::: Supplied data
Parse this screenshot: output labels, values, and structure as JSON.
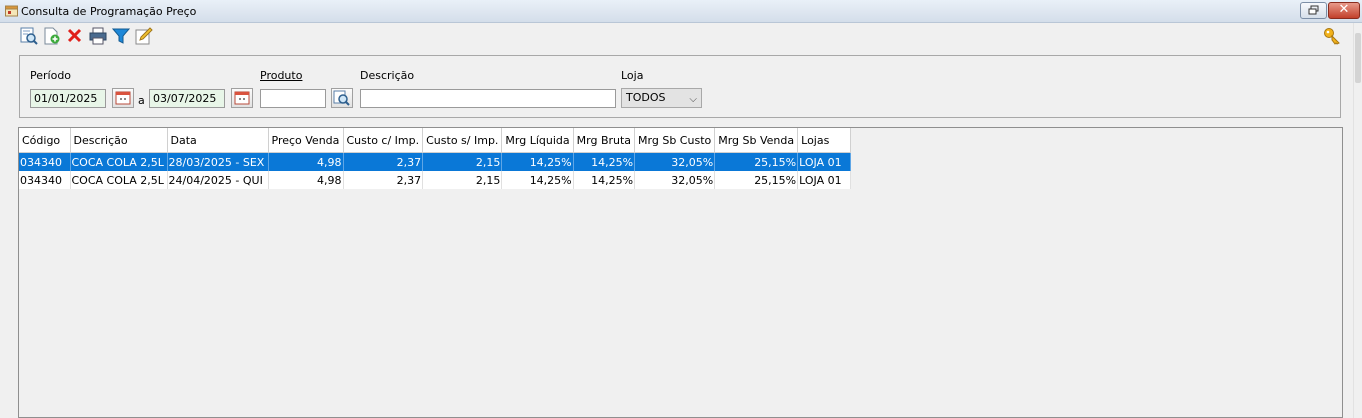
{
  "window": {
    "title": "Consulta de Programação Preço"
  },
  "toolbar": {
    "buttons": [
      {
        "name": "search-icon"
      },
      {
        "name": "new-document-icon"
      },
      {
        "name": "delete-icon"
      },
      {
        "name": "print-icon"
      },
      {
        "name": "filter-icon"
      },
      {
        "name": "edit-icon"
      }
    ],
    "key_icon": "key-icon"
  },
  "filters": {
    "periodo_label": "Período",
    "date_from": "01/01/2025",
    "a_label": "a",
    "date_to": "03/07/2025",
    "produto_label": "Produto",
    "produto_value": "",
    "descricao_label": "Descrição",
    "descricao_value": "",
    "loja_label": "Loja",
    "loja_value": "TODOS"
  },
  "grid": {
    "columns": [
      "Código",
      "Descrição",
      "Data",
      "Preço Venda",
      "Custo c/ Imp.",
      "Custo s/ Imp.",
      "Mrg Líquida",
      "Mrg Bruta",
      "Mrg Sb Custo",
      "Mrg Sb Venda",
      "Lojas"
    ],
    "rows": [
      [
        "034340",
        "COCA COLA 2,5L",
        "28/03/2025 - SEX",
        "4,98",
        "2,37",
        "2,15",
        "14,25%",
        "14,25%",
        "32,05%",
        "25,15%",
        "LOJA 01"
      ],
      [
        "034340",
        "COCA COLA 2,5L",
        "24/04/2025 - QUI",
        "4,98",
        "2,37",
        "2,15",
        "14,25%",
        "14,25%",
        "32,05%",
        "25,15%",
        "LOJA 01"
      ]
    ],
    "selected_row": 0
  },
  "colors": {
    "selection": "#0a78d7",
    "date_field_bg": "#e8f6e8",
    "title_bar": "#dfe7f1"
  }
}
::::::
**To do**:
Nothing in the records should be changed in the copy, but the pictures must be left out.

**Reply**:
Parse this screenshot: output labels, values, and structure as JSON.
{
  "window": {
    "title": "Consulta de Programação Preço"
  },
  "toolbar": {
    "buttons": [
      {
        "name": "search-icon"
      },
      {
        "name": "new-document-icon"
      },
      {
        "name": "delete-icon"
      },
      {
        "name": "print-icon"
      },
      {
        "name": "filter-icon"
      },
      {
        "name": "edit-icon"
      }
    ],
    "key_icon": "key-icon"
  },
  "filters": {
    "periodo_label": "Período",
    "date_from": "01/01/2025",
    "a_label": "a",
    "date_to": "03/07/2025",
    "produto_label": "Produto",
    "produto_value": "",
    "descricao_label": "Descrição",
    "descricao_value": "",
    "loja_label": "Loja",
    "loja_value": "TODOS"
  },
  "grid": {
    "columns": [
      "Código",
      "Descrição",
      "Data",
      "Preço Venda",
      "Custo c/ Imp.",
      "Custo s/ Imp.",
      "Mrg Líquida",
      "Mrg Bruta",
      "Mrg Sb Custo",
      "Mrg Sb Venda",
      "Lojas"
    ],
    "rows": [
      [
        "034340",
        "COCA COLA 2,5L",
        "28/03/2025 - SEX",
        "4,98",
        "2,37",
        "2,15",
        "14,25%",
        "14,25%",
        "32,05%",
        "25,15%",
        "LOJA 01"
      ],
      [
        "034340",
        "COCA COLA 2,5L",
        "24/04/2025 - QUI",
        "4,98",
        "2,37",
        "2,15",
        "14,25%",
        "14,25%",
        "32,05%",
        "25,15%",
        "LOJA 01"
      ]
    ],
    "selected_row": 0
  },
  "colors": {
    "selection": "#0a78d7",
    "date_field_bg": "#e8f6e8",
    "title_bar": "#dfe7f1"
  }
}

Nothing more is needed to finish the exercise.